It’s can be tempting to give your pup just one little piece of food from your Halloween haul or your Thanksgiving table. I mean, who can resist this face peeking over your plate?

Be feeding your pup leftovers can be just as risky as it is dangerous. Many holiday foods contain ingredients that are toxic for dogs, and high amounts of sugar just aren’t safe for pups of any age.

This dog-friendly pumpkin ice cream recipe will help you feel like your pup is included in your autumnal smorgasbord and as a perk, it’s healthy too.

Dog ice cream is actually dog-friendly frozen yogurt. It can be helpful for helping teething puppies feel a little more comfortable and here in south Florida, ice cream can help your dog cool down after a long walk outside (yes, even in late autumn). The ingredients are affordable and making it is as simple as mixing together the ingredients and freezing them (we promise, no ice cream maker is needed here).

(If homemade stuff isn’t your thing, you can also get some scrumptious treats for your dog here.)
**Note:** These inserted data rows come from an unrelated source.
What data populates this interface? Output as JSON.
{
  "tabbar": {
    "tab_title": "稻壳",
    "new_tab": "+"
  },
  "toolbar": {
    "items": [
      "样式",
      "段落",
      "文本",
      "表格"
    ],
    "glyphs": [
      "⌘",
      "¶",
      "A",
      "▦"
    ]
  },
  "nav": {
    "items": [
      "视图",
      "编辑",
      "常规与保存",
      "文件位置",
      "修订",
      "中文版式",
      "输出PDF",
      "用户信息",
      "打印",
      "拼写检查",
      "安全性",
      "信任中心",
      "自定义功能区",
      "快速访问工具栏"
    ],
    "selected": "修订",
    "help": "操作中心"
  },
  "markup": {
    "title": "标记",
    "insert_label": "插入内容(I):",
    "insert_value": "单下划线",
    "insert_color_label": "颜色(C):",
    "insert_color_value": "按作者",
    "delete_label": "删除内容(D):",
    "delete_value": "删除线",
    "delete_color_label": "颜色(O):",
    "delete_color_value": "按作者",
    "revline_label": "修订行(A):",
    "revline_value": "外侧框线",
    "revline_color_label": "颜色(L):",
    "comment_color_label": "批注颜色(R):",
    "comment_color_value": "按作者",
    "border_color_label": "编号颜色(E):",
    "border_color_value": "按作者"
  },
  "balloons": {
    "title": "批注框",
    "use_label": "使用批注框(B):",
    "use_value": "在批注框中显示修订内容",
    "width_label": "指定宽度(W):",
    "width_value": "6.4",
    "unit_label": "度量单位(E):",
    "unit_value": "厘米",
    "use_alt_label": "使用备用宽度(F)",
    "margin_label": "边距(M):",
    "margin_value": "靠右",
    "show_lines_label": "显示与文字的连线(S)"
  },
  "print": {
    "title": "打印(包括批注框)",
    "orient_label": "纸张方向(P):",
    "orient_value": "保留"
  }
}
Pumpkin Ice Cream for Dogs: Step-by-Step Recipe

Note: This recipe calls for plain Greek yogurt, which is unsweetened and unflavored. Do not substitute it with vanilla Greek yogurt or lightly sweetened Greek yogurt; you want to avoid giving your dog the excess added sugar. The banana and pumpkin will give natural sweetness.

Makes: 8 small servings or 4 large servings
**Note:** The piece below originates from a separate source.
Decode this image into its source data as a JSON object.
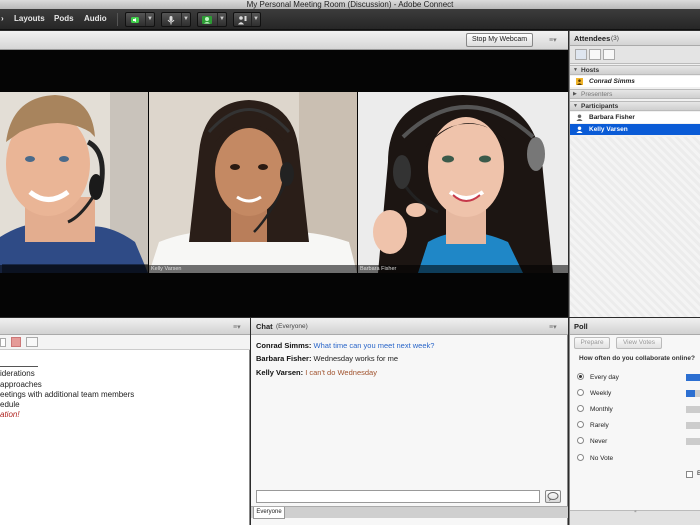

Active time: 10 minutes
Total time: 4 hours


  • Silicone baking molds
  • Freezer
  • Mixing bowl
  • Fork
  • Measuring cups


  • 1 C: Unflavored, unsweetened (plain) Greek yogurt
  • 1/2 C: 100% pure pumpkin purée (unsweetened, unspiced)
  • 1/2 of a ripe banana


  1. Using the back of a fork, mash the banana in the mixing bowl until it is mostly mashed (some chunks are okay).
  2. Add the cup of Greek yogurt to the bowl and use the fork to mix thoroughly with the banana.
  3. Add the pumpkin puree and use the fork to mix again.
  4. Evenly split the mixture between each of your baking molds. If you’re using smaller molds (for dogs under 40 pounds), you’ll end up with around 8 portions worth. If you’re using larger molds, you’ll end up with around 4-6 portions worth.
  5. Freeze for at least 4 hours or until frozen solid. Once frozen, store in a freezer-safe Ziplock bag or storage container.
  6. Before serving, pop the treat out of the baking mold and place it into your dog’s bowl (otherwise, it’ll start to melt and make a mess)!

This recipe is easily adaptable, so if you want to make a peanut butter-flavored ice cream, just swap out the 1/2 cup of pumpkin puree for 1/4 cup of peanut butter and follow the same instructions. Alternatively, you could substitute the pumpkin puree for an equal amount of sweet potato puree.

Bon appetit!

Posted by
Cassandra Corrado